Copy every record that appears below, exactly as it stands.

........

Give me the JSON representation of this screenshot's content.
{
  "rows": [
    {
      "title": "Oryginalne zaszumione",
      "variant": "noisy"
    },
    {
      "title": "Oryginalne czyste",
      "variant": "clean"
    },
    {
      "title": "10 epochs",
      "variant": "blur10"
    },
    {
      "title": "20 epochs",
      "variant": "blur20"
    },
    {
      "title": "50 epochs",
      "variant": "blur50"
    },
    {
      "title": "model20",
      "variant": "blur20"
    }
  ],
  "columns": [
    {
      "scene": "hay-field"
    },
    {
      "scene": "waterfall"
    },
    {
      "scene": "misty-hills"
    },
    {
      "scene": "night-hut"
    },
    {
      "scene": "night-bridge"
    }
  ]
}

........

▸ Your response
Give me the JSON representation of this screenshot's content.
{
  "rows": [
    {
      "title": "Oryginalne zaszumione",
      "variant": "noisy"
    },
    {
      "title": "Oryginalne czyste",
      "variant": "clean"
    },
    {
      "title": "10 epochs",
      "variant": "blur10"
    },
    {
      "title": "20 epochs",
      "variant": "blur20"
    },
    {
      "title": "50 epochs",
      "variant": "blur50"
    },
    {
      "title": "model20",
      "variant": "blur20"
    }
  ],
  "columns": [
    {
      "scene": "hay-field"
    },
    {
      "scene": "waterfall"
    },
    {
      "scene": "misty-hills"
    },
    {
      "scene": "night-hut"
    },
    {
      "scene": "night-bridge"
    }
  ]
}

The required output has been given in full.